Hiring For The Succession Plan

When a company hires someone who does not succeed, it can cost 3-6 times the amount of the hiring salary. Besides salary, taxes and benefits, there are an immense number of hidden costs related to hiring the wrong person for a key role; from the loss of new business and business in general, to the impact on employee performance, productivity and morale. A deeper look reveals more impact specifically directed at the hiring manager (ultimately accountable for the failed attempt) loss of reputation amongst peers and staff as well as credibility as a leader capable of surrounding himself with winners. Let’s not forget to mention the risk related impacts when a poor hire terminates; legal, hr, intellectual capital, unemployment, etc.

Forklift

Media from the Wall Street Journal to CNN, “Good to Great”. “Top Grading”. and hundreds of CEO’s with whom I’ve spoken, agree that one of the top strategic initiatives of many companies is hiring not only new talent, but also the right talent. What recruiters need to understand and embrace is that while there is a talent shortage, growth oriented companies are demanding more of their workforce, and are unwavering in their expectations to attract and hire ‘difference makers.’

This means our industry as a whole needs to get better, fast.
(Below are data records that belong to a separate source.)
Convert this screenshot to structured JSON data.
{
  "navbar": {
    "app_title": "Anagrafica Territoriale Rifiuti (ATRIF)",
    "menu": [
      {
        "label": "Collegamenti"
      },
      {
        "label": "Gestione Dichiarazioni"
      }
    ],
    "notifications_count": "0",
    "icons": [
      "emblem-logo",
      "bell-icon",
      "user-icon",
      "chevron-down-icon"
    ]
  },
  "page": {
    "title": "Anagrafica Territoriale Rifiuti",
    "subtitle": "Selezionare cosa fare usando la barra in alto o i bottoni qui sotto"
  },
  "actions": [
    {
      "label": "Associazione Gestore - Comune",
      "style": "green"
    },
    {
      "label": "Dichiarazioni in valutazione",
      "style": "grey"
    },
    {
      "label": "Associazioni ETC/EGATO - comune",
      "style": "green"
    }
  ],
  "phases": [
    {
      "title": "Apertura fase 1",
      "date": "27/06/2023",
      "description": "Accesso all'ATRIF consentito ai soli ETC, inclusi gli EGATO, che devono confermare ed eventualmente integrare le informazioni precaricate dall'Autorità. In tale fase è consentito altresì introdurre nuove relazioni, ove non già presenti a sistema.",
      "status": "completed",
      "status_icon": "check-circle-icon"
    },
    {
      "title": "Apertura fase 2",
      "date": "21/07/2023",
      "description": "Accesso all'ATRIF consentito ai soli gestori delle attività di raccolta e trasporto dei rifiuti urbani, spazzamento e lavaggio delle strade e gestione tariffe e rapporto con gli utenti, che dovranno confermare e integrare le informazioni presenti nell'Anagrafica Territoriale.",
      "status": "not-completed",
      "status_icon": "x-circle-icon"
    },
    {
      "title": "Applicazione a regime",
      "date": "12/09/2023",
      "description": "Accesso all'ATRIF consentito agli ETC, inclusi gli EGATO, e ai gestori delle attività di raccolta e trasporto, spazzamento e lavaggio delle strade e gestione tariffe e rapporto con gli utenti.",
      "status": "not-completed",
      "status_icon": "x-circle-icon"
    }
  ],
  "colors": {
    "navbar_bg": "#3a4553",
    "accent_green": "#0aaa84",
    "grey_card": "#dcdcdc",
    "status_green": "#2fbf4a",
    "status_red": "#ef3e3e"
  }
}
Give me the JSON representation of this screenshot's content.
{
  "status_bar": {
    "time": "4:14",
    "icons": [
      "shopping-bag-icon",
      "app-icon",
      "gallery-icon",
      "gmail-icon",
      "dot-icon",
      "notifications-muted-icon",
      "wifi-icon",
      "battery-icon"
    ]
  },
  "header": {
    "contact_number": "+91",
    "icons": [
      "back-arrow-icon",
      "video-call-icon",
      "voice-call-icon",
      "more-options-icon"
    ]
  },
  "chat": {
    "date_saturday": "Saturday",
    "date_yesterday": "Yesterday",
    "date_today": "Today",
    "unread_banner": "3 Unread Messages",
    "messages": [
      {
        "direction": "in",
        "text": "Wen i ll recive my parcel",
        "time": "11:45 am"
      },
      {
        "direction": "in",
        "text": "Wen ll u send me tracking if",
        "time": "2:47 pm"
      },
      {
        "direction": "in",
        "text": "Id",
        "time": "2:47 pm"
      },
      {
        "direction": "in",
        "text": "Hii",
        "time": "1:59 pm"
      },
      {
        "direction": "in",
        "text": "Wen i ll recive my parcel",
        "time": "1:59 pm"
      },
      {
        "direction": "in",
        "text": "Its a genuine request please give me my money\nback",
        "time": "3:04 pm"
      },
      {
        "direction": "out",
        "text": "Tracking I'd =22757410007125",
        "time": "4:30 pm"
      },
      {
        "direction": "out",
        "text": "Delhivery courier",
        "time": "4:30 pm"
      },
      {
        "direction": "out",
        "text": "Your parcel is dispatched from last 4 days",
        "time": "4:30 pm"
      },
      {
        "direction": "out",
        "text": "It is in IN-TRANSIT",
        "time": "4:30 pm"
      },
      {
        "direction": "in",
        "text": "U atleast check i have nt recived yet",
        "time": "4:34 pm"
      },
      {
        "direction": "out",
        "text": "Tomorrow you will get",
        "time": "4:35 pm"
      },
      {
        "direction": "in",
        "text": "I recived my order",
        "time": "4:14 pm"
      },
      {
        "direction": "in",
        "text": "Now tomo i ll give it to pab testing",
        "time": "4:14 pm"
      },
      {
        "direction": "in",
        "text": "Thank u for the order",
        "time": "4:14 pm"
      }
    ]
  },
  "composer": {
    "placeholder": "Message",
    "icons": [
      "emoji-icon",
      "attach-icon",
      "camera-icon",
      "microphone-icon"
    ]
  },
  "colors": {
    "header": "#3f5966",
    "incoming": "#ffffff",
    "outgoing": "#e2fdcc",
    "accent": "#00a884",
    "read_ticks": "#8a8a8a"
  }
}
The opportunity to make an impact has never been greener than it is and will be for the next 15 years.

With the diminishing available talent pool, and the compelling messaging about off-shoring lower skilled labor and processes; astute companies recognize the need to invest in hiring and retaining key strategy impacting players. Companies in tune with the global demand for talent as well as the changing demographics and psycho-graphics affecting their workforce are painfully aware of their inability to attract, select, retain and develop the right people on their own. These companies committed to winning the war for talent also know they need to create an environment that fosters growth, development and challenge.

All of this means these firms are making investments in systems and operating practices that elevate their ability to attract & retain the best. Companies choosing to leverage their opportunities for innovation, competition and achievement of corporate objectives know they need to invest in and partner with industry experts who specialize in building hiring systems and teams, retention programs and leadership and employee development programs.

Recruiting is where it all begins.

There is no employee development program on the planet that can rebirth a poor manager with poor competencies into a great leader if they fundamentally do not have the right behaviors, values and motivations. When then right core traits are present, competencies can be learned; when they are not present, all the training in the world cannot and does not make a difference.

That’s where assessments and behavioral interviewing can make a huge impact in your ability to position yourself as a leader in Talent Acquisition. When you take the step and gain the ability to bring the future to the present and predict what will show up in the performance review, your clients regard you as a team member committed to their end game.

Assessing the candidate starts with understanding and assessing the client, their goals and objectives, their road blocks. It starts with uncovering their core values and their often unarticulated core rewarded behaviors. Moving into common denominators of top performers at the company and then into competency and behavior gaps that this candidate needs to fill. Once you fully understand where your client is going then and only then is it appropriate to find out about their recruiting need.

When you do, find out how the position impacts the companies direction, core objectives and values. Probe into the key performance indicators for the role and how this performance in the role is measured. If they don’t know use your consulting skills to facilitate a discussion. You certainly cannot recruit for a job and successfully fill it with the right impact player if no one knows what great performance looks like. Then your job as a recruiter extraordinaire is to analyze the role and ensure what this role is accountable for doing directly impacts the performance indicators, as many times when you do this you will find that the role is doing a lot of things that never affect the performance indicators. Your clients know that they do not know how to create job functions, they know they need help, they know their hiring process does not always work and they know they cannot afford another mistake, so don’t be afraid to challenge their thinking. It makes sense to link the functions to the measurements, it’s common sense.

The last thing you do, before you get the requirements for filling the role is talk about the real person they need. Ask questions like, “If I find you a person with the perfect resume and the wrong behaviors, what is the impact.” When they trust that you have their end game in mind, and they believe they can count on you to deliver the right person; most companies will tell you if you find them a person who can achieve the objectives in the role and they honor the company values and they cause great things to happen, it does not matter exactly where they come from.

People get hired for their experience and or resume and get fired for who shows up on the job.

More questions to ask when determining the who the ideal candidate is are: So